Nothing is to be left out: repeat every entry exactly as given.

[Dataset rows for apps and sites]
▬▬▬▬▬▬

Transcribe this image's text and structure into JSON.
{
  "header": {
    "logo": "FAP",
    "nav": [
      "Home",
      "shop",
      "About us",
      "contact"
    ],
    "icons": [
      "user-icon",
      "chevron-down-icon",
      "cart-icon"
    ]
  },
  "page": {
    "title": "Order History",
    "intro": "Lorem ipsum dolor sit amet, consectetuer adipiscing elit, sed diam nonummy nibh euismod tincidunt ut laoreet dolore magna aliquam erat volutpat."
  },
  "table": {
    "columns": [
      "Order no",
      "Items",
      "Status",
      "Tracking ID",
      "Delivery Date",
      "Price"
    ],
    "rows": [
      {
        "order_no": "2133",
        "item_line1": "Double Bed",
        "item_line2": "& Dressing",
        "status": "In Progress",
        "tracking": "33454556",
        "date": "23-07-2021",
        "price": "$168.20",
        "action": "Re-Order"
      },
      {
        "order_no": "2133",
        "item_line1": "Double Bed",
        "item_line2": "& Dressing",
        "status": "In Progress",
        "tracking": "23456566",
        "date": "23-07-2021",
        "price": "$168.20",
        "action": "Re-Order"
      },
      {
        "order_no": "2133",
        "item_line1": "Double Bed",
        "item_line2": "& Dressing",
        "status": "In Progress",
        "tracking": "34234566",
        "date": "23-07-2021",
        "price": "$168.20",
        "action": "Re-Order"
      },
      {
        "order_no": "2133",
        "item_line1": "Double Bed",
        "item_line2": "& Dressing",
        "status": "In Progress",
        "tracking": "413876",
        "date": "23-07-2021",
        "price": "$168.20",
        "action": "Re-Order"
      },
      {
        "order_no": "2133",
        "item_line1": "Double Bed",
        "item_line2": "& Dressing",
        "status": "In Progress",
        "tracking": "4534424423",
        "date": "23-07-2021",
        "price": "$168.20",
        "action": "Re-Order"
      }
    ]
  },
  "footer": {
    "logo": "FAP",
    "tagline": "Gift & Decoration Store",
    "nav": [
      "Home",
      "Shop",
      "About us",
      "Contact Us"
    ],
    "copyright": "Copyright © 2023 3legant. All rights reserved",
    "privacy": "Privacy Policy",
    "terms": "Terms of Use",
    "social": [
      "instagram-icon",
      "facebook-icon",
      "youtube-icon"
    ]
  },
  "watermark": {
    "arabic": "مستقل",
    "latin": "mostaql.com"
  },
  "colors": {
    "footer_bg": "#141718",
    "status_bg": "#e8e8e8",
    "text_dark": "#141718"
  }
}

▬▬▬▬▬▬

> **TASK ANSWER**
Transcribe this image's text and structure into JSON.
{
  "header": {
    "logo": "FAP",
    "nav": [
      "Home",
      "shop",
      "About us",
      "contact"
    ],
    "icons": [
      "user-icon",
      "chevron-down-icon",
      "cart-icon"
    ]
  },
  "page": {
    "title": "Order History",
    "intro": "Lorem ipsum dolor sit amet, consectetuer adipiscing elit, sed diam nonummy nibh euismod tincidunt ut laoreet dolore magna aliquam erat volutpat."
  },
  "table": {
    "columns": [
      "Order no",
      "Items",
      "Status",
      "Tracking ID",
      "Delivery Date",
      "Price"
    ],
    "rows": [
      {
        "order_no": "2133",
        "item_line1": "Double Bed",
        "item_line2": "& Dressing",
        "status": "In Progress",
        "tracking": "33454556",
        "date": "23-07-2021",
        "price": "$168.20",
        "action": "Re-Order"
      },
      {
        "order_no": "2133",
        "item_line1": "Double Bed",
        "item_line2": "& Dressing",
        "status": "In Progress",
        "tracking": "23456566",
        "date": "23-07-2021",
        "price": "$168.20",
        "action": "Re-Order"
      },
      {
        "order_no": "2133",
        "item_line1": "Double Bed",
        "item_line2": "& Dressing",
        "status": "In Progress",
        "tracking": "34234566",
        "date": "23-07-2021",
        "price": "$168.20",
        "action": "Re-Order"
      },
      {
        "order_no": "2133",
        "item_line1": "Double Bed",
        "item_line2": "& Dressing",
        "status": "In Progress",
        "tracking": "413876",
        "date": "23-07-2021",
        "price": "$168.20",
        "action": "Re-Order"
      },
      {
        "order_no": "2133",
        "item_line1": "Double Bed",
        "item_line2": "& Dressing",
        "status": "In Progress",
        "tracking": "4534424423",
        "date": "23-07-2021",
        "price": "$168.20",
        "action": "Re-Order"
      }
    ]
  },
  "footer": {
    "logo": "FAP",
    "tagline": "Gift & Decoration Store",
    "nav": [
      "Home",
      "Shop",
      "About us",
      "Contact Us"
    ],
    "copyright": "Copyright © 2023 3legant. All rights reserved",
    "privacy": "Privacy Policy",
    "terms": "Terms of Use",
    "social": [
      "instagram-icon",
      "facebook-icon",
      "youtube-icon"
    ]
  },
  "watermark": {
    "arabic": "مستقل",
    "latin": "mostaql.com"
  },
  "colors": {
    "footer_bg": "#141718",
    "status_bg": "#e8e8e8",
    "text_dark": "#141718"
  }
}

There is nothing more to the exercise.